Focusing first on human development, we provide interactive and effective training in emotional intelligence, public speaking, stress management and advanced leadership skills. Our environmental awareness curriculum features education on shift work, patrol and security, inmate manipulation, contraband detection, suicide awareness, gang intelligence and aspects of mental illness. The program is a five-day jumpstart to developing awareness for our staff of the environment in which we are asking them to work. Our focus is to provide the smoothest transition into the correctional work environment to promote the greatest chance of occupational success.

The Next Three Days

Once released from the program, an officer is assigned a platoon and paired with an experienced FTO. The next three days are an opportunity for observation within the facility. Trainees are not required to perform any job functions. They are offered the ability to move throughout the facility, interact with other officers and converse with their superiors, all while developing a further sense of environmental awareness.

These three days permit a gradual introduction to impenetrable confinement. Being able to physically move throughout the facility limits the sudden and abrupt feeling of being in captivity. In a world designed with safety as the highest priority, most of us are only used to locking the exterior doors of our home. Experiencing confinement in the workplace goes against our instinct of personal safety to always have a way out.

The Next Eight Weeks

If you establish anything within your training program, make it continuity. Officers want to know that leaders take their training as seriously as we expect them to. However, your program is designed, make sure you have strong and conversant training officers who can identify and analyze the strengths and weaknesses of newer officers. Using their strengths as trainers, they will develop and implement the most successful program for the trainee.

taking an “Out of the Box” Approach

Most employee evaluations praise our approach to confronting their fears and providing them the skills and awareness training necessary to help them feel comfortable in their new work environment. FTO feedback also indicates that as less time is needed to teach about the environment, there is more time for hands-on learning.

Corrections and detention services have long been fields with high employee turnover. Creating a workforce fortified with high levels of environmental awareness is a proven method to reduce turnover and increase retention.

About the author

Marc Fioravanti is an innovator within the detention services/corrections field. Directly overseeing detention services training with his agency, Marc is an advocate for providing development-based training to those who work behind the walls.
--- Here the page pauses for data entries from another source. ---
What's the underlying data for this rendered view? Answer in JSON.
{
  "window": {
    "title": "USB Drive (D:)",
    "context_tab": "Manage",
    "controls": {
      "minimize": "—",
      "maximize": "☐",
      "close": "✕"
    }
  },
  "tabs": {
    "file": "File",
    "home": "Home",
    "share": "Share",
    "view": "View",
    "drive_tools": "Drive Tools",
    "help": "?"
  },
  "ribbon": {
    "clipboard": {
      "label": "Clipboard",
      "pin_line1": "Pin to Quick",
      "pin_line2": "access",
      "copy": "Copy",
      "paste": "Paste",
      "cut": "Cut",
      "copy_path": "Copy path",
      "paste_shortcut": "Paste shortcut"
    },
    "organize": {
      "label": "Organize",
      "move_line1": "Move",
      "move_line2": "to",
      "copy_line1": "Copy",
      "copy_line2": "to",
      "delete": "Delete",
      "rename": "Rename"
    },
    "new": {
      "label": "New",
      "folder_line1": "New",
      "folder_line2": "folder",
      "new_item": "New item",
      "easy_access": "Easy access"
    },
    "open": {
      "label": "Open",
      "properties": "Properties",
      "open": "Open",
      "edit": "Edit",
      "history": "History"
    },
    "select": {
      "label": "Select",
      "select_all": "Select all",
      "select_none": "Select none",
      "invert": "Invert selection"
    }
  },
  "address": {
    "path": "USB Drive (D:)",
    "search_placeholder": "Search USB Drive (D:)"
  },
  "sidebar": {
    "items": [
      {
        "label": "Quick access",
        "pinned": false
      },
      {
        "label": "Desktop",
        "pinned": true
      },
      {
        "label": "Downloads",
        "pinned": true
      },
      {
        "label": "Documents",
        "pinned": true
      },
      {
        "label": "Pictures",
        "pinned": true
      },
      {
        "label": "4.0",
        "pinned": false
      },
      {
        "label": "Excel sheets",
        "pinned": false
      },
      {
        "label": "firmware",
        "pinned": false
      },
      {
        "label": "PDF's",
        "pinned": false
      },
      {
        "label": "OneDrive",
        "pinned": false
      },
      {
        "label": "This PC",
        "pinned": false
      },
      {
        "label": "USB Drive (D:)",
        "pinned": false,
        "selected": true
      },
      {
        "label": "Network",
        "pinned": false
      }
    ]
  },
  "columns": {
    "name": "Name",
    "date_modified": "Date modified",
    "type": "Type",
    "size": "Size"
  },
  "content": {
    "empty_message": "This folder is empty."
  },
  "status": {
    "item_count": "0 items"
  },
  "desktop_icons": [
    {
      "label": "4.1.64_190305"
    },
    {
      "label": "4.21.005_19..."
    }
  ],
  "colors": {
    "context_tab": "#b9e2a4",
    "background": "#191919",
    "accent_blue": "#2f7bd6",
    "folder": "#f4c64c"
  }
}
Marc holds a master’s degree in criminal justice from Boston University. He has over six years of experience in facility supervision and administration. He recently served as an administrator of a 1,000-bed facility.